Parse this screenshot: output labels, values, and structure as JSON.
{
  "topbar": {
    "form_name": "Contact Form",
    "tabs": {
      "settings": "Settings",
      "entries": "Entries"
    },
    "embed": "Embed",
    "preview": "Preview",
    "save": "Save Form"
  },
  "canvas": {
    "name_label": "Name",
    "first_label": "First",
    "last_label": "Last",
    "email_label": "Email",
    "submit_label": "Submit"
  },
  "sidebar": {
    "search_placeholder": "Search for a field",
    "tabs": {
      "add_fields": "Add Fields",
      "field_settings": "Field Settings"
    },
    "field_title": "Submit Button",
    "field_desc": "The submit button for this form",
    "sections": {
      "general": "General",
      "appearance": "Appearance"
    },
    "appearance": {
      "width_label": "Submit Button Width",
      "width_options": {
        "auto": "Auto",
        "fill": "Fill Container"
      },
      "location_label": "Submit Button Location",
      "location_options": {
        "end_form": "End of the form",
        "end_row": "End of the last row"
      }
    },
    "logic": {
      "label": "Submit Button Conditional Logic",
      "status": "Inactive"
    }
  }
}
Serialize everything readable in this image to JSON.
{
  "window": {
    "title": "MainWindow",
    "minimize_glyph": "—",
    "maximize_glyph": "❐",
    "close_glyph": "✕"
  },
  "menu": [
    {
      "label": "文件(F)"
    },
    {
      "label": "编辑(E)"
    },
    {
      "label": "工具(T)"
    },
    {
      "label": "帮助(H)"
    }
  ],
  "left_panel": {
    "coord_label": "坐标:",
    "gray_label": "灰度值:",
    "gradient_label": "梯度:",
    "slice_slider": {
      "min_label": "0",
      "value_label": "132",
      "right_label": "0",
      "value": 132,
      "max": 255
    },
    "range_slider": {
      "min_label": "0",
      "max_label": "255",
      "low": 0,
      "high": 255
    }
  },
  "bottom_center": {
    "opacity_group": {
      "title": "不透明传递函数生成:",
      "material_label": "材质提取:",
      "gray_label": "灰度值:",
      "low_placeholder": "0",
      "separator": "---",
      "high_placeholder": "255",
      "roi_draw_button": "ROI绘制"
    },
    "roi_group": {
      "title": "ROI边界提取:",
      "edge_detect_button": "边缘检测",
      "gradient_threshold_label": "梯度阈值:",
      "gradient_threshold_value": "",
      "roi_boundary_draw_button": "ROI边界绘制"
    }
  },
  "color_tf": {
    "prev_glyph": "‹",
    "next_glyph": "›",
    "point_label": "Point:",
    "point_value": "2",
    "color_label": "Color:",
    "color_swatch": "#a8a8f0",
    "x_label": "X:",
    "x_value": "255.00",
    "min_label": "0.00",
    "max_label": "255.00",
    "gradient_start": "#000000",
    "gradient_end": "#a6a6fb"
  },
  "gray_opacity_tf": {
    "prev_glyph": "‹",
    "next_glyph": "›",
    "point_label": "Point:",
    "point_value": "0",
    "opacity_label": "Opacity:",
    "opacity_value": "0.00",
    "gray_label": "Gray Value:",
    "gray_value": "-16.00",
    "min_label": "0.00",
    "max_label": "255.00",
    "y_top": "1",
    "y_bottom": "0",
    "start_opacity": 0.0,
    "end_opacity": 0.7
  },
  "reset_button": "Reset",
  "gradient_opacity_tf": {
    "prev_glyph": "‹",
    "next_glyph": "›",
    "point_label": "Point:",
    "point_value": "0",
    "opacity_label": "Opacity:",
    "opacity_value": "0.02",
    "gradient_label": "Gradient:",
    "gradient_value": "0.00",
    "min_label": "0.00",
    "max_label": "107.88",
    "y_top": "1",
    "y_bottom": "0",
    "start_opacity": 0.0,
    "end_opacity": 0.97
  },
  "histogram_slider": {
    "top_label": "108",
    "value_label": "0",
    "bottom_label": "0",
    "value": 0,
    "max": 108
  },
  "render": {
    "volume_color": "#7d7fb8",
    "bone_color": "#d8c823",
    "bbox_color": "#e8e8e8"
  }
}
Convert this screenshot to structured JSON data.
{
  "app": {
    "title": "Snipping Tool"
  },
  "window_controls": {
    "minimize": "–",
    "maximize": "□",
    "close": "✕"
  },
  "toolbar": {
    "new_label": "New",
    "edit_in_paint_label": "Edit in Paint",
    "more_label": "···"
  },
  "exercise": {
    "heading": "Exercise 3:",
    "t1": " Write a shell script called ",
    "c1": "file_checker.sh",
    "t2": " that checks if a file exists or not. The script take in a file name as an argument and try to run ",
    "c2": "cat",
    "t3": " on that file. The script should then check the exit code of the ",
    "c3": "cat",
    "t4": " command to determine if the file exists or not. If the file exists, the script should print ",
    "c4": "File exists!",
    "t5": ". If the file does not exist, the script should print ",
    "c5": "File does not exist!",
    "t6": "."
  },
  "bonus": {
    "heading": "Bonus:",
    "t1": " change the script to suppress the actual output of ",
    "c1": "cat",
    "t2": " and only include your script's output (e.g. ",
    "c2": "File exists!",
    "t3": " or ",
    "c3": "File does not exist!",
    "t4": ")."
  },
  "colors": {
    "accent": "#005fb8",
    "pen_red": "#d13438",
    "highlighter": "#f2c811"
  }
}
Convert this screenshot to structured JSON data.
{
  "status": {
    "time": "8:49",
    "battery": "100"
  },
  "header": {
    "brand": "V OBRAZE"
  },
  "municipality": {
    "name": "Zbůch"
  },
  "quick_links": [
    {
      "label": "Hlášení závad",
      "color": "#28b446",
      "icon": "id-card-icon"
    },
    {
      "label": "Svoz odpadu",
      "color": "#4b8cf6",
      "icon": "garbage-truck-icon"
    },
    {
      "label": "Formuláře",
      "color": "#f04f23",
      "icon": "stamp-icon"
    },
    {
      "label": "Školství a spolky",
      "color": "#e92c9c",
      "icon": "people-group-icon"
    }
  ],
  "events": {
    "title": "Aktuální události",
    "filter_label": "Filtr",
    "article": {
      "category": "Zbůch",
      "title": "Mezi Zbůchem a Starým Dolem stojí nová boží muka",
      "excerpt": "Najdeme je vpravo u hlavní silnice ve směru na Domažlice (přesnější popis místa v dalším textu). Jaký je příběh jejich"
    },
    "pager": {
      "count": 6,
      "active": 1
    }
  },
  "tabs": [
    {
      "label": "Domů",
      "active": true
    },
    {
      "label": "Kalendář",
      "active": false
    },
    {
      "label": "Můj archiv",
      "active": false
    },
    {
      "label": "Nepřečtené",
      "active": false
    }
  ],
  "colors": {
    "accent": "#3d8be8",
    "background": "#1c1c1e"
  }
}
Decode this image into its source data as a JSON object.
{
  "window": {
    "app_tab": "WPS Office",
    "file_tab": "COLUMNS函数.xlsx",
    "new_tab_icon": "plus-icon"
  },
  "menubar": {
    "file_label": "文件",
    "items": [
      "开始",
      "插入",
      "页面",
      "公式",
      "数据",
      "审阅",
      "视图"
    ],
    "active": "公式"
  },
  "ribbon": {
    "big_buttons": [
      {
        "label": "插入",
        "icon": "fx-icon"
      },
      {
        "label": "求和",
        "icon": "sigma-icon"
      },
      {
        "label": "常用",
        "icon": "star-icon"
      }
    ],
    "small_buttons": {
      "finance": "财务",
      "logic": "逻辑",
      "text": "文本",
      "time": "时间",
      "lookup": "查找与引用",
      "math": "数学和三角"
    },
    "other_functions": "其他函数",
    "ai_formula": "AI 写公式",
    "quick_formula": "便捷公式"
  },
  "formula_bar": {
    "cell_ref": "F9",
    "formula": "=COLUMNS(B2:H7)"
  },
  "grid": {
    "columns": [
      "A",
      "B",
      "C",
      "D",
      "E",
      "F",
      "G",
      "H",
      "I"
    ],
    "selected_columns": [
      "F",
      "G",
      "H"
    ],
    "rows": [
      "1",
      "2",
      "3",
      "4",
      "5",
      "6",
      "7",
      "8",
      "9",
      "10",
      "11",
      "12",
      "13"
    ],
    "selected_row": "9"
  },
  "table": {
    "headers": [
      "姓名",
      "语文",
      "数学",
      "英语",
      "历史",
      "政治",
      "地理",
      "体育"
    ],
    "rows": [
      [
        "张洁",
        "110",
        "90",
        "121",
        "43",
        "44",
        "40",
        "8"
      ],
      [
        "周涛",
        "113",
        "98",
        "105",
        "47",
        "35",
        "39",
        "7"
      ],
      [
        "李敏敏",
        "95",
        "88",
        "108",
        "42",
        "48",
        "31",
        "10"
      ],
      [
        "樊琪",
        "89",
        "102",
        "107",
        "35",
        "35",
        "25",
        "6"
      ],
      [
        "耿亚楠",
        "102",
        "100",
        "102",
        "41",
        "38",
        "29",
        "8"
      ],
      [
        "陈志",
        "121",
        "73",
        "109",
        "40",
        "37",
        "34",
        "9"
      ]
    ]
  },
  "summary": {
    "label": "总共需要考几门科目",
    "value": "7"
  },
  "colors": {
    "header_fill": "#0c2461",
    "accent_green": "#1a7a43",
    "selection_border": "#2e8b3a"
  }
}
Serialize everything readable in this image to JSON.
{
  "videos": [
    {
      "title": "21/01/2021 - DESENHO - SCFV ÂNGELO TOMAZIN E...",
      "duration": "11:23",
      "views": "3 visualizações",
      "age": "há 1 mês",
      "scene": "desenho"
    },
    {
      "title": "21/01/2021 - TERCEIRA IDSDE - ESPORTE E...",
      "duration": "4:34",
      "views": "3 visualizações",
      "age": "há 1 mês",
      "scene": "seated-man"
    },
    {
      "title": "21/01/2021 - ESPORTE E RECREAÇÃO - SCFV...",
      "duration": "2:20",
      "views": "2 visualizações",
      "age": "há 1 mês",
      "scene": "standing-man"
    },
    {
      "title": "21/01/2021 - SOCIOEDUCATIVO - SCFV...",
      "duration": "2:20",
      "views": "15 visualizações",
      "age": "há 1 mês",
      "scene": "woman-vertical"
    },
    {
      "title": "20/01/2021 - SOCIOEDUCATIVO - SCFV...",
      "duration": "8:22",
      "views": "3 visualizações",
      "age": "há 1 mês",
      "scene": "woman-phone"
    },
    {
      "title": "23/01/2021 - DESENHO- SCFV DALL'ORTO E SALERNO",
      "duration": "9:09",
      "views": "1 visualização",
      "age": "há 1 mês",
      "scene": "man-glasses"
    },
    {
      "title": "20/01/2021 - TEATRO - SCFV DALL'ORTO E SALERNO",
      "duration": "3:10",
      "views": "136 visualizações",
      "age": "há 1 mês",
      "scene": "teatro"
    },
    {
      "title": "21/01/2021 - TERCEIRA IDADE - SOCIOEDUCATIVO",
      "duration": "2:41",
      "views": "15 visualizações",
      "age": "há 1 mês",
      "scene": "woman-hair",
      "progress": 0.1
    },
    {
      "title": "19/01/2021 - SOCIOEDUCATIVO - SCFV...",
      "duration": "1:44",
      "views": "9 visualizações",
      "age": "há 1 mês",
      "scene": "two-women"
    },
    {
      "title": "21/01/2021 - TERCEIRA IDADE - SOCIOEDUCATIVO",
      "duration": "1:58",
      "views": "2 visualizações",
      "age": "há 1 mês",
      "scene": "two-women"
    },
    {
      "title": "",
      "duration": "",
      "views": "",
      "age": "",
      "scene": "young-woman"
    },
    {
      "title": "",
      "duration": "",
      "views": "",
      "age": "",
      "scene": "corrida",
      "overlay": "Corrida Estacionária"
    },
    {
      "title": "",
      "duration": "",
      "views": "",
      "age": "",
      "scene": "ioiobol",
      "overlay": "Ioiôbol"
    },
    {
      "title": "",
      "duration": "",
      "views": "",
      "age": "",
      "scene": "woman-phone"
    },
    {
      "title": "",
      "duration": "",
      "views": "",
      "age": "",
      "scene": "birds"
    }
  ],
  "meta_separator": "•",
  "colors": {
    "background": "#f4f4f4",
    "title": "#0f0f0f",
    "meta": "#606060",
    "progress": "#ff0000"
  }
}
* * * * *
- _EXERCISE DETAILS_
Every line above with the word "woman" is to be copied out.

- _RESPONSE_
      "scene": "woman-vertical"
      "scene": "woman-phone"
      "scene": "woman-hair",
      "scene": "young-woman"
      "scene": "woman-phone"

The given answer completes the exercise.